Deal-Breaking M&A Issues

from Benefit Plans and Executive Compensation

Merger and acquisition transactions will seldom break-apart due to issues related to employee benefit plans and executive compensation.  But seriously disruptive issues may arise, and are most likely to explode, when overlooked until the last minute.  The table below is intended to facilitate the detection, negotiation, and resolution of possible problems. 
As a general matter, sellers may defuse risks and streamline negotiations through proactive pre-sale planning.

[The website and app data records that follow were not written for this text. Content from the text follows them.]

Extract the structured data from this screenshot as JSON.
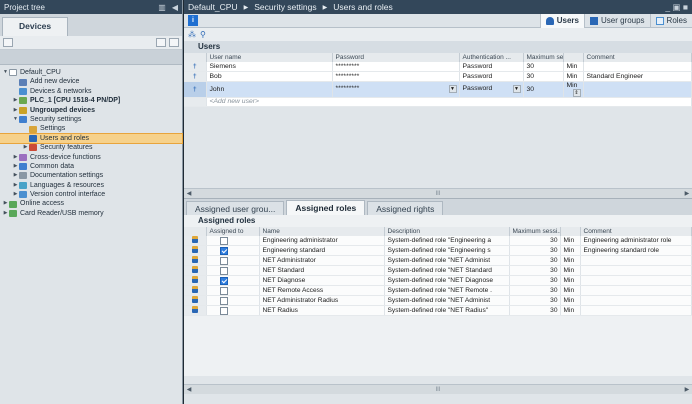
{
  "tree": {
    "title": "Project tree",
    "tab": "Devices",
    "items": [
      {
        "label": "Default_CPU",
        "level": 0,
        "arrow": "▼",
        "color": "#ffffff",
        "bold": false,
        "selected": false
      },
      {
        "label": "Add new device",
        "level": 1,
        "arrow": "",
        "color": "#5b7fb6",
        "bold": false,
        "selected": false
      },
      {
        "label": "Devices & networks",
        "level": 1,
        "arrow": "",
        "color": "#4a8fd0",
        "bold": false,
        "selected": false
      },
      {
        "label": "PLC_1 [CPU 1518-4 PN/DP]",
        "level": 1,
        "arrow": "▶",
        "color": "#6aa84f",
        "bold": true,
        "selected": false
      },
      {
        "label": "Ungrouped devices",
        "level": 1,
        "arrow": "▶",
        "color": "#c9a227",
        "bold": true,
        "selected": false
      },
      {
        "label": "Security settings",
        "level": 1,
        "arrow": "▼",
        "color": "#3f7fcf",
        "bold": false,
        "selected": false
      },
      {
        "label": "Settings",
        "level": 2,
        "arrow": "",
        "color": "#d9a53a",
        "bold": false,
        "selected": false
      },
      {
        "label": "Users and roles",
        "level": 2,
        "arrow": "",
        "color": "#2a67b5",
        "bold": false,
        "selected": true
      },
      {
        "label": "Security features",
        "level": 2,
        "arrow": "▶",
        "color": "#cc4b37",
        "bold": false,
        "selected": false
      },
      {
        "label": "Cross-device functions",
        "level": 1,
        "arrow": "▶",
        "color": "#9b6fc0",
        "bold": false,
        "selected": false
      },
      {
        "label": "Common data",
        "level": 1,
        "arrow": "▶",
        "color": "#3f7fcf",
        "bold": false,
        "selected": false
      },
      {
        "label": "Documentation settings",
        "level": 1,
        "arrow": "▶",
        "color": "#8a98a5",
        "bold": false,
        "selected": false
      },
      {
        "label": "Languages & resources",
        "level": 1,
        "arrow": "▶",
        "color": "#4aa3c8",
        "bold": false,
        "selected": false
      },
      {
        "label": "Version control interface",
        "level": 1,
        "arrow": "▶",
        "color": "#4a8fd0",
        "bold": false,
        "selected": false
      },
      {
        "label": "Online access",
        "level": 0,
        "arrow": "▶",
        "color": "#5aa85a",
        "bold": false,
        "selected": false
      },
      {
        "label": "Card Reader/USB memory",
        "level": 0,
        "arrow": "▶",
        "color": "#5aa85a",
        "bold": false,
        "selected": false
      }
    ]
  },
  "breadcrumb": [
    "Default_CPU",
    "Security settings",
    "Users and roles"
  ],
  "editor_tabs": [
    {
      "label": "Users",
      "active": true,
      "color": "#2a67b5"
    },
    {
      "label": "User groups",
      "active": false,
      "color": "#2a67b5"
    },
    {
      "label": "Roles",
      "active": false,
      "color": "#4a8fd0"
    }
  ],
  "users": {
    "header": "Users",
    "columns": [
      "User name",
      "Password",
      "Authentication ...",
      "Maximum sessi...",
      "",
      "Comment"
    ],
    "rows": [
      {
        "name": "Siemens",
        "password": "*********",
        "auth": "Password",
        "max": "30",
        "unit": "Min",
        "comment": "",
        "selected": false
      },
      {
        "name": "Bob",
        "password": "*********",
        "auth": "Password",
        "max": "30",
        "unit": "Min",
        "comment": "Standard Engineer",
        "selected": false
      },
      {
        "name": "John",
        "password": "*********",
        "auth": "Password",
        "max": "30",
        "unit": "Min",
        "comment": "",
        "selected": true
      }
    ],
    "add_placeholder": "<Add new user>"
  },
  "bottom_tabs": [
    {
      "label": "Assigned user grou...",
      "active": false
    },
    {
      "label": "Assigned roles",
      "active": true
    },
    {
      "label": "Assigned rights",
      "active": false
    }
  ],
  "roles": {
    "header": "Assigned roles",
    "columns": [
      "Assigned to",
      "Name",
      "Description",
      "Maximum sessi...",
      "Comment"
    ],
    "rows": [
      {
        "assigned": false,
        "name": "Engineering administrator",
        "desc": "System-defined role \"Engineering a",
        "max": "30",
        "unit": "Min",
        "comment": "Engineering administrator role"
      },
      {
        "assigned": true,
        "name": "Engineering standard",
        "desc": "System-defined role \"Engineering s",
        "max": "30",
        "unit": "Min",
        "comment": "Engineering standard role"
      },
      {
        "assigned": false,
        "name": "NET Administrator",
        "desc": "System-defined role \"NET Administ",
        "max": "30",
        "unit": "Min",
        "comment": ""
      },
      {
        "assigned": false,
        "name": "NET Standard",
        "desc": "System-defined role \"NET Standard",
        "max": "30",
        "unit": "Min",
        "comment": ""
      },
      {
        "assigned": true,
        "name": "NET Diagnose",
        "desc": "System-defined role \"NET Diagnose",
        "max": "30",
        "unit": "Min",
        "comment": ""
      },
      {
        "assigned": false,
        "name": "NET Remote Access",
        "desc": "System-defined role \"NET Remote .",
        "max": "30",
        "unit": "Min",
        "comment": ""
      },
      {
        "assigned": false,
        "name": "NET Administrator Radius",
        "desc": "System-defined role \"NET Administ",
        "max": "30",
        "unit": "Min",
        "comment": ""
      },
      {
        "assigned": false,
        "name": "NET Radius",
        "desc": "System-defined role \"NET Radius\"",
        "max": "30",
        "unit": "Min",
        "comment": ""
      }
    ]
  }
}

On the other hand, buyers are able to maximize their deal-related protections (and their post-closing alternatives) by assuring early stage attention to the items listed below.

Note that the following list merely illustrates the range of benefit plan issues that may interfere with a change in corporate control (CIC) transaction. Disclosure schedules will often suggest other material issues, such as benefit plan defects and potential liabilities.  Overall, sellers, targets, and buyers should always be represented in these matters by experienced M&A ERISA counsel.

Executive Compensation

Employment-related Agreements

__ Key employees with the right to resign with full severance upon a CIC.
__ Key employees not subject to post-employment restrictive covenants.
__Covenants and agreements not assignable to the buyer (or surviving entity).
Equity Award Plans

__ Out-of-the-money stock options that employer cannot unilaterally cancel.
__ Stock options with a below-market exercise price on the grant date.
__ Uncertainty over how equity awards will be handled upon a CIC.
__ Violation of federal and state registration or disclosure requirements.
Non-qualified Plans

__ Questionable compliance with §409A.
__Whether plans with material benefits will terminate or continue following the CIC.
__Whether rabbi trusts will continue, or be formed to provide CIC protections for executives
Parachute Payments

__ 280G golden parachute penalties.
__ Lost accelerated vesting, severance, or other benefits due to 280G limits (or the need to replace them).
__ The need for a shareholder cleansing vote, with associated disclosures and risks.

Tax-qualified Plans

401(k) and other Defined Contribution Plans

__ Litigation risks from excessive fees, poorly monitored investments, or employer stock investments.
__ Compliance problems in need of correction (how to correct, and by whom), and their impact on a possible plan termination or merger. 
__ Positioning for plan termination (to avoid post-CIC “orphan plan” risks). 
Defined Benefit Plans

__ Underfunding on a current or plan termination basis.
__Whether the plan will terminate or continue post-CIC.

__Questionable appraisals of employer stock, including the CIC value.
__ Whether the ESOP will terminate or continue post-CIC.
__ Whether an outstanding securities acquisition loan will be discharged or continued.
__ Whether unallocated shares will be released solely to seller’s employees. 
__ How, and by whom, ESOP shares will be voted in connection with the CIC.
Multiemployer (Union)

__Significant withdrawal liability for underfunded plans.
__ Bonding and other ERISA 4204 issues related to an asset purchase.
__Whether plan contributions will continue or terminate post-CIC.

Welfare Plans

Group Health Plans

_Self-insured plans without adequate stop-loss coverage (or excessive exposure to uninsured claims).
__Whether buyer or seller will be responsible for material COBRA obligations.
Life Insurance (COLI)

__Whether significant corporate-owned life insurance will be continued, terminated, or transferred to the executive (and the terms for transfer).
Retiree Medical

__ Whether the plan is terminable at will, or provides lifetime benefits.
__Whether the plan will continue or terminate post-CIC.
Severance Plans

__Whether a plan is terminable at will, locked-in for some time post-CIC, or triggers significant severance liabilities.

Contact:  Mark Poerio, Partner (202.969.2248) / mpoerio@wagnerlawgroup.com